Some great ways to obtain recommendations include:

  • Get a letter of reference from your current landlord (in your home country).
  • Ask for letters of recommendation from current and past employers.
  • Request a reference from a professor or teacher if you’re a recent graduate.

Make sure everyone who vouches for you provides their email addresses, as not all landlords will want to make a long-distance call — or deal with time zone differences — to contact your references.

3. Establish credit and financials

Establishing credit when you don’t have a credit history is a catch-22 — it’s hard to get credit when you have no history, but it’s hard to build a history when no one will give you credit. How do you get around this?

You might want to consider opening a department store credit card. The interest rates are usually high, but a store credit card is much easier to obtain than a standard credit card and can help you establish a good credit history. You can avoid paying high interest rates by paying the balance in full each month. And you’ll build good credit if you regularly pay on time. (Just make sure the card reports to the credit bureaus — not all do.)

Alternately, you can apply for a secured credit card from a bank or credit union. This is obtained by offering an asset, such as a car or a cash deposit, as “backup” for your line of credit. Any asset you offer can be seized if you don’t live up to the payment terms, so don’t charge too much to your card.

Often, these cards will have low limits — Sohrab’s one and only credit card has a mere $500 limit. But it’s a steppingstone that helps him build credit.

Opening a credit card will help you build credit over the long term. But how can you rent an apartment right now?

Landlords check your credit history to determine whether you’re a risk or a safe bet. So you’ll have to find other ways to demonstrate to them that you’re not a risk. Here are three great tactics:

  1. Provide recent bank statements that show your savings.
  2. Provide a letter from your last employer that indicates how long you were at your previous job. (Several years at a former job shows stability.)
  3. Supply a letter from your new employer that proves you’ll have stable future income.

Speaking of which …

4. Show proof of employment

If you’re moving for a new job, show your potential landlords a copy of your signed job offer letter. The letter should indicate your job’s start date and state how much money you’ll be earning. This is precisely what Sohrab emphasized to qualify for his first rental.

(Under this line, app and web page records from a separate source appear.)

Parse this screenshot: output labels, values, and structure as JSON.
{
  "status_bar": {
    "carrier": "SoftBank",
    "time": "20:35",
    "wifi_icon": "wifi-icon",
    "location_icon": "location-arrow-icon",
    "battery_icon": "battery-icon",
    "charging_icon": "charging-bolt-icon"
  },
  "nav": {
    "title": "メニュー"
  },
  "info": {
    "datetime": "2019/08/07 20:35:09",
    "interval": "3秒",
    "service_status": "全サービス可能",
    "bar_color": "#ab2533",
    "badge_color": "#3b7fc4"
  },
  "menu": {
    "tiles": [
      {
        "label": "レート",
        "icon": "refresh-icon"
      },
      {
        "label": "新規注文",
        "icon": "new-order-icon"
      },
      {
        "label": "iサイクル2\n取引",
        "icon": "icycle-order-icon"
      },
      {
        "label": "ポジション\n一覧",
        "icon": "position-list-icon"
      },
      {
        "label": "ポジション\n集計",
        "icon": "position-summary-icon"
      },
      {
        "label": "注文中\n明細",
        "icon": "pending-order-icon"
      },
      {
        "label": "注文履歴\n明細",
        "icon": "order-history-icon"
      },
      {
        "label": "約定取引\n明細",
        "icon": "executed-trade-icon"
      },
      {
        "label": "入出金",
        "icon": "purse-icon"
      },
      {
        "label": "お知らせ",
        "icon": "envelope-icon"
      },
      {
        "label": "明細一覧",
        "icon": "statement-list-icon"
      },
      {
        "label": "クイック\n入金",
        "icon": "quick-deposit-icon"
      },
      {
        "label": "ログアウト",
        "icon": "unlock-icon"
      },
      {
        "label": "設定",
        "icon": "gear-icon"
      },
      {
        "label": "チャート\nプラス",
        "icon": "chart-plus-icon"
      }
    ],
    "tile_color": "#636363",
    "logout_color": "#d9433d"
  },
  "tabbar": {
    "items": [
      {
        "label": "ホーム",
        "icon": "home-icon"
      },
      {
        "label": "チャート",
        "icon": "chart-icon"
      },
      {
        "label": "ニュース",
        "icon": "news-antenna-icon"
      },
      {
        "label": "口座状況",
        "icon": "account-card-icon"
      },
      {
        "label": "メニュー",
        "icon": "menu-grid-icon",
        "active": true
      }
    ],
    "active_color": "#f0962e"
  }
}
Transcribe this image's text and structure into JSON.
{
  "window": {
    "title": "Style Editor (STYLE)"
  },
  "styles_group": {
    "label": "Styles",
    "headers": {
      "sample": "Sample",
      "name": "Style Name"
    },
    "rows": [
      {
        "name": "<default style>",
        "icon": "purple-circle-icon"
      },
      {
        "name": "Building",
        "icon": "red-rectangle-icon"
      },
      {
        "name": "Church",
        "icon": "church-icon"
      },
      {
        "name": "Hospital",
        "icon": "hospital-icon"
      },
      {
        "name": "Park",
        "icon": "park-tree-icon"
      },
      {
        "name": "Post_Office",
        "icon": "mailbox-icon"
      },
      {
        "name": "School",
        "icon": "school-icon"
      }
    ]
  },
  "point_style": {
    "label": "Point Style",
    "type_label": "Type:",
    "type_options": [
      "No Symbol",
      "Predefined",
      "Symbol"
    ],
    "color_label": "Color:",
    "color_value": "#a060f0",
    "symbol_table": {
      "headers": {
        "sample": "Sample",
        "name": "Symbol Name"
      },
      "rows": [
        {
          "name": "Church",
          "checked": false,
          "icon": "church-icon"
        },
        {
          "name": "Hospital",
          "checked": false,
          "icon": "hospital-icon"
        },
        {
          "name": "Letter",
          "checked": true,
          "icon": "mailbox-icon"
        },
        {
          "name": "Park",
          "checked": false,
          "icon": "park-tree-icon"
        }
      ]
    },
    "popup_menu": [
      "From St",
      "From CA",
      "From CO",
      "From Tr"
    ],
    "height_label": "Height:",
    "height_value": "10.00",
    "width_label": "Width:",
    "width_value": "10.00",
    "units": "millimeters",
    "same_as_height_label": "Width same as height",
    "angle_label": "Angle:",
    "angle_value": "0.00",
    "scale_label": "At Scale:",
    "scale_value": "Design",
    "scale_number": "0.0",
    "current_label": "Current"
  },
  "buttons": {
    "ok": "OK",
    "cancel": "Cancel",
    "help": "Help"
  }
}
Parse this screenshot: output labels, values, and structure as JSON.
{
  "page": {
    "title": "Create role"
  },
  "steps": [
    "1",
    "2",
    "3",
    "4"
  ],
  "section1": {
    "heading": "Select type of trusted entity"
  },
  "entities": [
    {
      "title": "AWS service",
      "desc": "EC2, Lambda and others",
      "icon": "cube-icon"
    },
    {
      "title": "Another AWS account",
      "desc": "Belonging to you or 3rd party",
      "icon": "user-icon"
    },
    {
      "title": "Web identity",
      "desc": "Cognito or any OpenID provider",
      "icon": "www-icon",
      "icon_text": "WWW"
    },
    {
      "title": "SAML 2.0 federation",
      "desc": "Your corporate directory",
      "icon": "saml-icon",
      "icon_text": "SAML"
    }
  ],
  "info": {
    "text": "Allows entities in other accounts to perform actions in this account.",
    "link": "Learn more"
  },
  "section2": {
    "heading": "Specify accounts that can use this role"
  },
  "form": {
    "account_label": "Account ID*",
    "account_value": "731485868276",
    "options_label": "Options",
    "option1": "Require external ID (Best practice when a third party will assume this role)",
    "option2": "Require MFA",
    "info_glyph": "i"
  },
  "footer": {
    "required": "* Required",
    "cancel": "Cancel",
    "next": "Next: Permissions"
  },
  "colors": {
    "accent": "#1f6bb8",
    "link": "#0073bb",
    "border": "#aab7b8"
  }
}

If you’re relocating to a new branch of your current company, have your employer give you a signed statement confirming your continued employment.

5. Offer double the security deposit or three months’ rent

Since you’re an unproven tenant, offer to provide the landlord with double the required security deposit, or pay two or three months’ rent in advance.

This helps ease some of the landlord’s doubts. After all, if you’re offering a heftier security deposit and/or advanced payment, then the landlord won’t carry as much of a risk.

6. Protect yourself from scammers

When you’re searching for an apartment, you’ll find a mix of corporate-owned apartments and mom-and-pop landlords.

Often, these mom-and-pop landlords might be more accommodating. They’re not bound by a corporate policy. They have the flexibility to use their own intuition and judgment when they’re making a decision.

But beware of scammers. Sometimes, people pretend to be landlords, accept your security deposit, and then disappear.

Don’t wire money from overseas. Don’t pay for an apartment unless you’ve toured the space in person. Don’t hand over a deposit until you’ve signed the lease and obtained a key. And never pay your deposit in cash — always write a check.

7. Look for short-term housing

If you can’t find an apartment at first, consider temporary housing, such as an extended-stay hotel or a vacation rental. Short-term rentals are pricier, but their application criteria aren’t as strict. (They usually don’t require a credit check or references.)

Rent an apartment for one or two months, and during that time, work on obtaining a Social Security number, building a credit history, and finding or demonstrating your employment. As a bonus, the hotel manager and/or vacation-rental owner can serve as your first reference.